Kennedy then went inside the Hotel Texas, now a Hilton, where he delivered his final speech at a Fort Worth Chamber of Commerce breakfast before his motorcade departed for the trip to Dallas.
Fort Worth leaders had originally recognized Kennedy’s visit by renaming the theater in the nearby Tarrant County Convention Center for him. But when the theater was torn down in 2000 to make way for expansion of convention space, a community initiative began to create a new tribute.
Lawrence Ludtke of Houston, who is now deceased, was commissioned to design the sculpture, but the undertaking stalled after the Sept. 11, 2001, attacks on New York and Washington, Taft said.
A few years ago, the city made the tribute a top priority again, and Taft enlisted the help of Fort Worth patrons to raise $2 million to complete the bronze work of Ludtke’s clay model.
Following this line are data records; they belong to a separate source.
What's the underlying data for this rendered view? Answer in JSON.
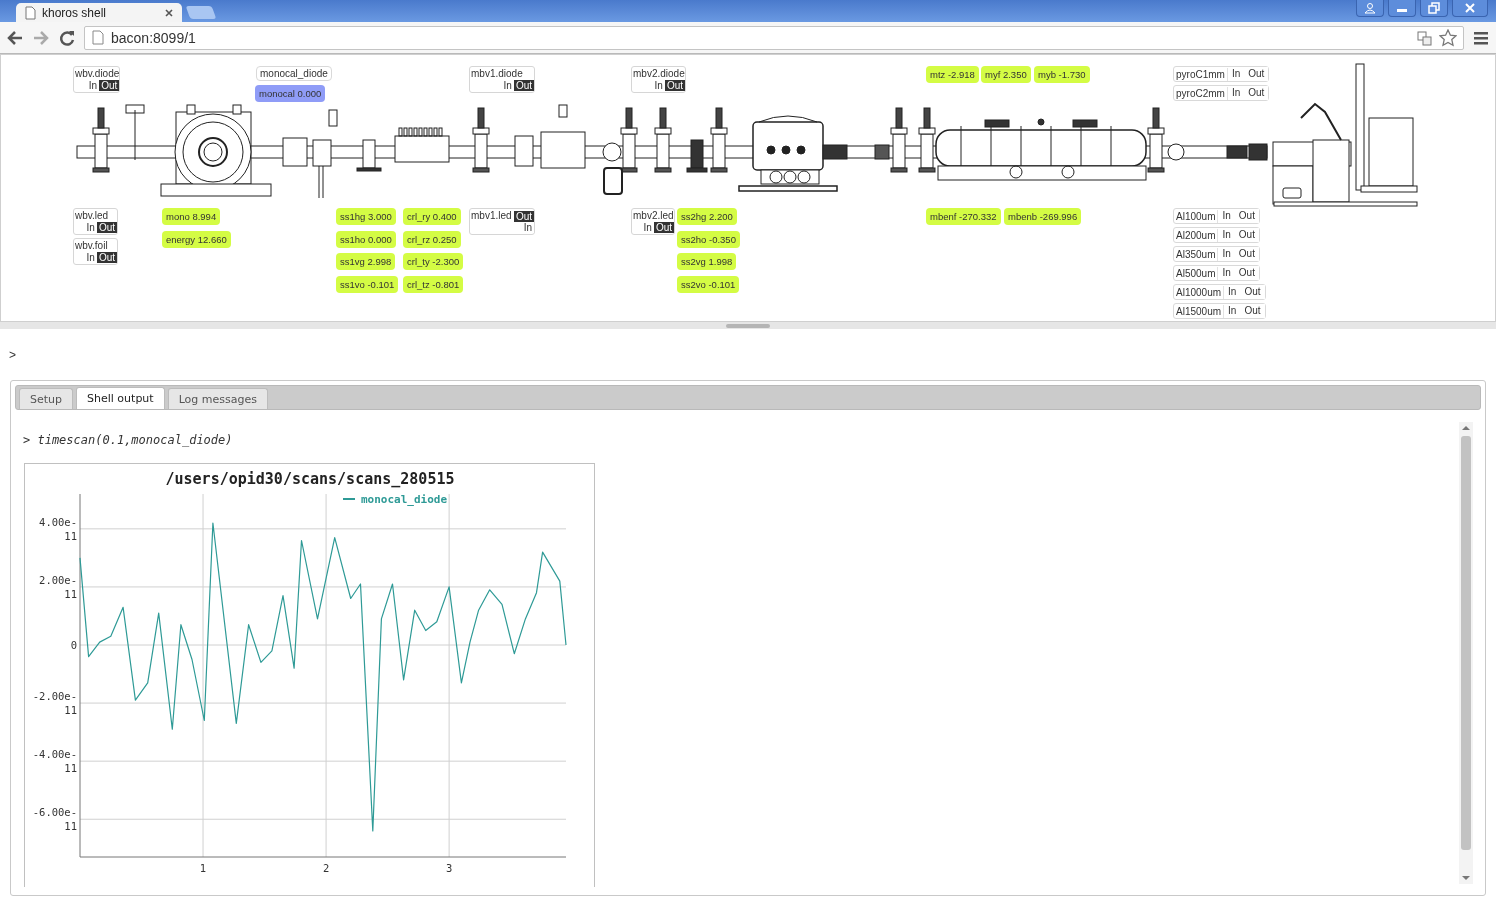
{
  "browser": {
    "tab_title": "khoros shell",
    "url": "bacon:8099/1"
  },
  "synoptic": {
    "widgets": [
      {
        "kind": "toggle",
        "label": "wbv.diode",
        "options": [
          {
            "label": "In",
            "selected": false
          },
          {
            "label": "Out",
            "selected": true
          }
        ]
      },
      {
        "kind": "label",
        "text": "monocal_diode"
      },
      {
        "kind": "value",
        "text": "monocal 0.000",
        "color": "#8f9cf7"
      },
      {
        "kind": "toggle",
        "label": "mbv1.diode",
        "options": [
          {
            "label": "In",
            "selected": false
          },
          {
            "label": "Out",
            "selected": true
          }
        ]
      },
      {
        "kind": "toggle",
        "label": "mbv2.diode",
        "options": [
          {
            "label": "In",
            "selected": false
          },
          {
            "label": "Out",
            "selected": true
          }
        ]
      },
      {
        "kind": "value",
        "text": "mtz -2.918",
        "color": "#d4fc44"
      },
      {
        "kind": "value",
        "text": "myf 2.350",
        "color": "#d4fc44"
      },
      {
        "kind": "value",
        "text": "myb -1.730",
        "color": "#d4fc44"
      },
      {
        "kind": "toggle-inline",
        "label": "pyroC1mm",
        "options": [
          {
            "label": "In",
            "selected": false
          },
          {
            "label": "Out",
            "selected": false
          }
        ]
      },
      {
        "kind": "toggle-inline",
        "label": "pyroC2mm",
        "options": [
          {
            "label": "In",
            "selected": false
          },
          {
            "label": "Out",
            "selected": false
          }
        ]
      },
      {
        "kind": "toggle",
        "label": "wbv.led",
        "options": [
          {
            "label": "In",
            "selected": false
          },
          {
            "label": "Out",
            "selected": true
          }
        ]
      },
      {
        "kind": "toggle",
        "label": "wbv.foil",
        "options": [
          {
            "label": "In",
            "selected": false
          },
          {
            "label": "Out",
            "selected": true
          }
        ]
      },
      {
        "kind": "value",
        "text": "mono 8.994",
        "color": "#d4fc44"
      },
      {
        "kind": "value",
        "text": "energy 12.660",
        "color": "#d4fc44"
      },
      {
        "kind": "value",
        "text": "ss1hg 3.000",
        "color": "#d4fc44"
      },
      {
        "kind": "value",
        "text": "ss1ho 0.000",
        "color": "#d4fc44"
      },
      {
        "kind": "value",
        "text": "ss1vg 2.998",
        "color": "#d4fc44"
      },
      {
        "kind": "value",
        "text": "ss1vo -0.101",
        "color": "#d4fc44"
      },
      {
        "kind": "value",
        "text": "crl_ry 0.400",
        "color": "#d4fc44"
      },
      {
        "kind": "value",
        "text": "crl_rz 0.250",
        "color": "#d4fc44"
      },
      {
        "kind": "value",
        "text": "crl_ty -2.300",
        "color": "#d4fc44"
      },
      {
        "kind": "value",
        "text": "crl_tz -0.801",
        "color": "#d4fc44"
      },
      {
        "kind": "toggle-split",
        "label": "mbv1.led",
        "options": [
          {
            "label": "Out",
            "selected": true
          },
          {
            "label": "In",
            "selected": false
          }
        ]
      },
      {
        "kind": "toggle",
        "label": "mbv2.led",
        "options": [
          {
            "label": "In",
            "selected": false
          },
          {
            "label": "Out",
            "selected": true
          }
        ]
      },
      {
        "kind": "value",
        "text": "ss2hg 2.200",
        "color": "#d4fc44"
      },
      {
        "kind": "value",
        "text": "ss2ho -0.350",
        "color": "#d4fc44"
      },
      {
        "kind": "value",
        "text": "ss2vg 1.998",
        "color": "#d4fc44"
      },
      {
        "kind": "value",
        "text": "ss2vo -0.101",
        "color": "#d4fc44"
      },
      {
        "kind": "value",
        "text": "mbenf -270.332",
        "color": "#d4fc44"
      },
      {
        "kind": "value",
        "text": "mbenb -269.996",
        "color": "#d4fc44"
      },
      {
        "kind": "toggle-inline",
        "label": "Al100um",
        "options": [
          {
            "label": "In",
            "selected": false
          },
          {
            "label": "Out",
            "selected": false
          }
        ]
      },
      {
        "kind": "toggle-inline",
        "label": "Al200um",
        "options": [
          {
            "label": "In",
            "selected": false
          },
          {
            "label": "Out",
            "selected": false
          }
        ]
      },
      {
        "kind": "toggle-inline",
        "label": "Al350um",
        "options": [
          {
            "label": "In",
            "selected": false
          },
          {
            "label": "Out",
            "selected": false
          }
        ]
      },
      {
        "kind": "toggle-inline",
        "label": "Al500um",
        "options": [
          {
            "label": "In",
            "selected": false
          },
          {
            "label": "Out",
            "selected": false
          }
        ]
      },
      {
        "kind": "toggle-inline",
        "label": "Al1000um",
        "options": [
          {
            "label": "In",
            "selected": false
          },
          {
            "label": "Out",
            "selected": false
          }
        ]
      },
      {
        "kind": "toggle-inline",
        "label": "Al1500um",
        "options": [
          {
            "label": "In",
            "selected": false
          },
          {
            "label": "Out",
            "selected": false
          }
        ]
      }
    ]
  },
  "shell": {
    "prompt": ">",
    "tabs": [
      {
        "label": "Setup",
        "selected": false
      },
      {
        "label": "Shell output",
        "selected": true
      },
      {
        "label": "Log messages",
        "selected": false
      }
    ],
    "output": {
      "command": "> timescan(0.1,monocal_diode)",
      "chart_data": {
        "type": "line",
        "title": "/users/opid30/scans/scans_280515",
        "x": [
          0,
          0.07,
          0.16,
          0.25,
          0.35,
          0.45,
          0.55,
          0.64,
          0.75,
          0.82,
          0.91,
          1.01,
          1.08,
          1.27,
          1.37,
          1.47,
          1.56,
          1.65,
          1.74,
          1.8,
          1.93,
          2.07,
          2.2,
          2.28,
          2.38,
          2.45,
          2.54,
          2.63,
          2.72,
          2.81,
          2.9,
          3.0,
          3.1,
          3.17,
          3.24,
          3.33,
          3.43,
          3.53,
          3.62,
          3.71,
          3.76,
          3.9,
          3.95
        ],
        "series": [
          {
            "name": "monocal_diode",
            "color": "#2e9a96",
            "values": [
              3e-11,
              -4e-12,
              1e-12,
              3e-12,
              1.3e-11,
              -1.9e-11,
              -1.3e-11,
              1.1e-11,
              -2.9e-11,
              7e-12,
              -5e-12,
              -2.6e-11,
              4.2e-11,
              -2.7e-11,
              7e-12,
              -6e-12,
              -2e-12,
              1.7e-11,
              -8e-12,
              3.6e-11,
              9e-12,
              3.7e-11,
              1.6e-11,
              2.1e-11,
              -6.4e-11,
              9e-12,
              2.1e-11,
              -1.2e-11,
              1.2e-11,
              5e-12,
              8e-12,
              2e-11,
              -1.3e-11,
              1e-12,
              1.2e-11,
              1.9e-11,
              1.4e-11,
              -3e-12,
              9e-12,
              1.8e-11,
              3.2e-11,
              2.2e-11,
              0
            ]
          }
        ],
        "xlim": [
          0,
          3.95
        ],
        "ylim": [
          -7.3e-11,
          5.2e-11
        ],
        "xticks": [
          1,
          2,
          3
        ],
        "grid": true,
        "yticks": [
          {
            "value": 4e-11,
            "label": "4.00e-11"
          },
          {
            "value": 2e-11,
            "label": "2.00e-11"
          },
          {
            "value": 0,
            "label": "0"
          },
          {
            "value": -2e-11,
            "label": "-2.00e-11"
          },
          {
            "value": -4e-11,
            "label": "-4.00e-11"
          },
          {
            "value": -6e-11,
            "label": "-6.00e-11"
          }
        ]
      }
    }
  }
}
“The focus of what we have done is completely different than the focus in Dallas because of the death,” said Taylor Gandy, one of the Fort Worth patrons. “Ours is a celebration of Kennedy’s life and the activities of his last day. It is two different stories told from two different perspectives.”
Fort Worth’s memorial also contains a wall of photographs from the president’s last visit and audio links to his last two speeches.
Dallas and Fort Worth officials are expecting the 50th anniversary of Kennedy’s assassination to draw thousands of additional visitors to the significant sites throughout the year and especially around Nov. 22.
The Sixth Floor Museum is one of the city’s top destinations. Located in Dallas’ Dealey Plaza National Historic Landmark District, it chronicles the assassination and the legacy of Kennedy.
“We normally get about 320,000 visitors a year but in the next year, we’re expecting about 350,000,” said Carol Murray, a spokeswoman for the private, nonprofit exhibit. “There continues to be a lot of interest from both older people who remember the assassination, as well as younger people whose imaginations have been captured by the Kennedy legacy.”